was a chance of success. The Legislature was equally divided. There Harry Burn,
the youngest member of the body, was urged to drop his opposition on his
mother's urging. That single vote in favor allowed the amendment to be
ratified, giving women across the nation the right to vote in all elections.
Women voted for
the first time in a Presidential election in November 1920. It was not
newsworthy to the editor of The United Opinion as there was no major article at
the time. Neighborhood reports included some notice of the event. In September
1920, the reporter for West Fairlee Center noted eight local women voted in the
primary. The West Newbury columnist wrote: "Not many women from this side
of the town attended the primary. We hope to see more of them next November. It
is now up to the men and women of the country to say what they will
On November 5,
the Thetford column included the following: "Town Meeting drew a good
number of voters, both men, and women. One hundred and sixty-six had registered
to vote and probably most of them cast their vote. The young misses of
twenty-one were there; also one lady of one hundred one and one-half years cast
her vote for the first time. Mrs. Elizabeth C. Newcomb is the oldest person in
town, if not the county. Chas. Douglas, the Republican candidate for town
representative was elected. He made an informal speech in well-chosen words,
thanking the people for the honor given him. He treated the ladies to
chocolates and men to cigars."
Haverhill's Frances Parkinson Keyes, author, and wife of U. S. Senator Henry
Keyes, wrote an article entitled "On the Fence" published in The
Atlantic Monthly. She stated that while she had been an "anti-suffragette
all my life," she had done nothing of consequence to prevent women
suffrage. In fact, it was with her "entire approval" that Senator
Keyes voted for the amendment. But, Keyes wrote: "I dread the very thought
of voting." She felt that women had enough in their lives without the
extra burden of an expanded role in society. With a combination of hope and
concern, she challenged women to accept this newly granted right in such a
manner as to prove the opponents wrong.
There is no doubt
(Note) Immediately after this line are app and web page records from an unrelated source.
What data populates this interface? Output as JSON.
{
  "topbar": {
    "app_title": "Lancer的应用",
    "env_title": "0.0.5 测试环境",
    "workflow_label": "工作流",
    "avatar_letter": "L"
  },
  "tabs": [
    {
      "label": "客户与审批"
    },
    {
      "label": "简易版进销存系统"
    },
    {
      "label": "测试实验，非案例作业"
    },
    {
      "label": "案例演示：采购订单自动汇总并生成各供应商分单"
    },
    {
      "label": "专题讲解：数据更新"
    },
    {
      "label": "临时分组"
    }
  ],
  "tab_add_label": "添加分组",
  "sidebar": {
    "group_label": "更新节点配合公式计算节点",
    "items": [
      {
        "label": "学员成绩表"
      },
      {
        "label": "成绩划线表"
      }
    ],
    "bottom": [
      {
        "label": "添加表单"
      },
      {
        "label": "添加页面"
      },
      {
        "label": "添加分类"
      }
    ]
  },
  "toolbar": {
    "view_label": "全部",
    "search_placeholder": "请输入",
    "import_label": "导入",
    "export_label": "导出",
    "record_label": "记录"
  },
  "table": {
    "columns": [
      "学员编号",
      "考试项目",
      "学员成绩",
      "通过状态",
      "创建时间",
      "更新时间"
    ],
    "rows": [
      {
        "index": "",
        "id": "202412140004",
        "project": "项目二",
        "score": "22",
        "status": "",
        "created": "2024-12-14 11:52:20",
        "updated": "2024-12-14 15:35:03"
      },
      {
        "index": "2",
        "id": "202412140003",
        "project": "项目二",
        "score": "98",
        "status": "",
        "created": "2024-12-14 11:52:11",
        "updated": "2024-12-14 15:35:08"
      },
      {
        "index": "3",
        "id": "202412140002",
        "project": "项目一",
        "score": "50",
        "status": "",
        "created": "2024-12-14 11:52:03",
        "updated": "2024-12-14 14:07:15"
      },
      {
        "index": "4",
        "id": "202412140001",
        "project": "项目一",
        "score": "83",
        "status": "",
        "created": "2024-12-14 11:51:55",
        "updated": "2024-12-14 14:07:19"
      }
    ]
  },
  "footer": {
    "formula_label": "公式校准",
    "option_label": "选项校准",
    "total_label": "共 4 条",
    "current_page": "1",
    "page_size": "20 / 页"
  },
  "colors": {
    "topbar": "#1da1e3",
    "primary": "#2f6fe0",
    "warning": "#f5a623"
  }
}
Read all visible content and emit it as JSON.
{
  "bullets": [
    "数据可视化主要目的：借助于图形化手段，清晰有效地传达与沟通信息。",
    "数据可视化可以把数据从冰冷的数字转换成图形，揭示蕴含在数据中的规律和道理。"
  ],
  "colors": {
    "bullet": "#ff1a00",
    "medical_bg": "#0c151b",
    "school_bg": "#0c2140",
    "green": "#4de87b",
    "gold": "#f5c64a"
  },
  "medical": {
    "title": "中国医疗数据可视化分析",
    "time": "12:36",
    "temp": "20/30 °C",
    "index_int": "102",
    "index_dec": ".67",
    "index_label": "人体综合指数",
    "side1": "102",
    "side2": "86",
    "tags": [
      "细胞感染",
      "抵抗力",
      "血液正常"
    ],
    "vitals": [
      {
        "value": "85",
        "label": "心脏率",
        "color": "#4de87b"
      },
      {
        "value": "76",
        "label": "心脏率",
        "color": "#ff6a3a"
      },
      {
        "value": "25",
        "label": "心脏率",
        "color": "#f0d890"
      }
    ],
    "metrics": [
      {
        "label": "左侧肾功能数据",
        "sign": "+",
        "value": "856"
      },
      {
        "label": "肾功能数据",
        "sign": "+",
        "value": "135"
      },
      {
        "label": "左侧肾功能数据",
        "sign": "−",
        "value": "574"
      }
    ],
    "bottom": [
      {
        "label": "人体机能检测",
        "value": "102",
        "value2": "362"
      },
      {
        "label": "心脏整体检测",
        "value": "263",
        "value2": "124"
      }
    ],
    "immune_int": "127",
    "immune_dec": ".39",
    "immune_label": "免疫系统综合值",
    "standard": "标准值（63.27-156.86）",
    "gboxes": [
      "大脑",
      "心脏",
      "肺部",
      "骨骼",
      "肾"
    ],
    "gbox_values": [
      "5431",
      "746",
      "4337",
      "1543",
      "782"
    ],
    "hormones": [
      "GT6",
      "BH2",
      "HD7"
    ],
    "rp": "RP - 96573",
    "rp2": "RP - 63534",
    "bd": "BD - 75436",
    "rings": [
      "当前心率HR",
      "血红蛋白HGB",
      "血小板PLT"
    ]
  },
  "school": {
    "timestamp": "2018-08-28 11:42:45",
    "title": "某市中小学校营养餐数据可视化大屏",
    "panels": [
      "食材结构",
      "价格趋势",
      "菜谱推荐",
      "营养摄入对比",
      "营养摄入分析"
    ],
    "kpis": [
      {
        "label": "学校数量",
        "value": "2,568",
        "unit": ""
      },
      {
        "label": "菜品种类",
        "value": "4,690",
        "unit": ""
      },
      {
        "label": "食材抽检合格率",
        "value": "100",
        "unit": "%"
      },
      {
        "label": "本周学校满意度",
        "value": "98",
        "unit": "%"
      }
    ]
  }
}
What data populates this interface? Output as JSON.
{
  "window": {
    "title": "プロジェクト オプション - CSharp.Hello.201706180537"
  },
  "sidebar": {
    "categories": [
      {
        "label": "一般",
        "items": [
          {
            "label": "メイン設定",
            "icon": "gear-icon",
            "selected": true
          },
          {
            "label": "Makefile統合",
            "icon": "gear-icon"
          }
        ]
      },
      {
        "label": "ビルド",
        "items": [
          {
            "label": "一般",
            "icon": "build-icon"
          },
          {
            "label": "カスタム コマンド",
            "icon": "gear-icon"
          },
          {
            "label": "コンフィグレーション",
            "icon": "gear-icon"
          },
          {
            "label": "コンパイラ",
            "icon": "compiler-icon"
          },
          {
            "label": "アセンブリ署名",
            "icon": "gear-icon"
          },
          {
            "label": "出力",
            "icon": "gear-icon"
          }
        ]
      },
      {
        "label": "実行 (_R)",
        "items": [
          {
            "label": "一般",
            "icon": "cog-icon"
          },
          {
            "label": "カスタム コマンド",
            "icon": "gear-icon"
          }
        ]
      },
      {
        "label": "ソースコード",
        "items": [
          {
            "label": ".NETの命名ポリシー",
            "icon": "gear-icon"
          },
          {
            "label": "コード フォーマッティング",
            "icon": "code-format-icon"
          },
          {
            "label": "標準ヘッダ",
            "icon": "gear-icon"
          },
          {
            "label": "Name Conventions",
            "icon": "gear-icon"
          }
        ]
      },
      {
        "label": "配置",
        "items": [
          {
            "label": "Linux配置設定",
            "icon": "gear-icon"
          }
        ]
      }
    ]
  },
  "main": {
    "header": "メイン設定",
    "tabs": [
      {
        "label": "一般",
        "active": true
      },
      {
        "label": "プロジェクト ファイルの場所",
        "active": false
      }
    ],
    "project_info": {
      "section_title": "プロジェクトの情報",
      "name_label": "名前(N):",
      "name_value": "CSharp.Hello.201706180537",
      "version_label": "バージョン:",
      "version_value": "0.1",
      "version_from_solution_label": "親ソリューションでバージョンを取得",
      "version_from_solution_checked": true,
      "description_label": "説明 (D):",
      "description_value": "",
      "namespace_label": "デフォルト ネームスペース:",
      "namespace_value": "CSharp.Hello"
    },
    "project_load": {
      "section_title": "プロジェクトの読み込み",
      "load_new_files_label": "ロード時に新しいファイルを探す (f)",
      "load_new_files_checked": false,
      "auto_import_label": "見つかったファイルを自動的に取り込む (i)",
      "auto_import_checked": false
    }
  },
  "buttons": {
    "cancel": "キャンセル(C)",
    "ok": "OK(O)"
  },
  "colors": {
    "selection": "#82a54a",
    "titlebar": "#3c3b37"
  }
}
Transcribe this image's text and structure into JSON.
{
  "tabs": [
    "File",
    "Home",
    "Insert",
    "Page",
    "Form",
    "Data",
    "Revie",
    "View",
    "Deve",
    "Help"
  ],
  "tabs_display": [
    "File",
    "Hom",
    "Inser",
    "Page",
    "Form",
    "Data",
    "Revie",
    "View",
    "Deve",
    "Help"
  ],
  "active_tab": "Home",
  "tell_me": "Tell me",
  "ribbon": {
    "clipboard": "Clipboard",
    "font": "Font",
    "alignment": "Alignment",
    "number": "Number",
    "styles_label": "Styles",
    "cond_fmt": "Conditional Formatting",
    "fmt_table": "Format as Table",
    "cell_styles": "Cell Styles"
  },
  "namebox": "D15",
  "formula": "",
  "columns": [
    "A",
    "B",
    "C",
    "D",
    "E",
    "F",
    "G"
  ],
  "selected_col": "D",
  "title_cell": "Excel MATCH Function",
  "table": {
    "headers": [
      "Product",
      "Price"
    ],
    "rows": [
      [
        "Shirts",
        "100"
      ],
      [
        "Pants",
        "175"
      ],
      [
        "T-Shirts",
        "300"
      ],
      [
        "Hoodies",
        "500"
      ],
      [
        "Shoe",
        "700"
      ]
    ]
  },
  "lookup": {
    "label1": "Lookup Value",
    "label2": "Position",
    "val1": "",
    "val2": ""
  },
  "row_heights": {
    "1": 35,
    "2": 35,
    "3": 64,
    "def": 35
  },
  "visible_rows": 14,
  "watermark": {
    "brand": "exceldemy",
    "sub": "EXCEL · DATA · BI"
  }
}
that the right to vote was the key for women to equality and influence in our
society. A primary focus of my professional teaching career has been to inform
both young men and women of their right to vote and the responsibilities that
go with that right. I registered hundreds of young area residents. What once
was a radical notion has now become the norm. Hurrah and hurrah.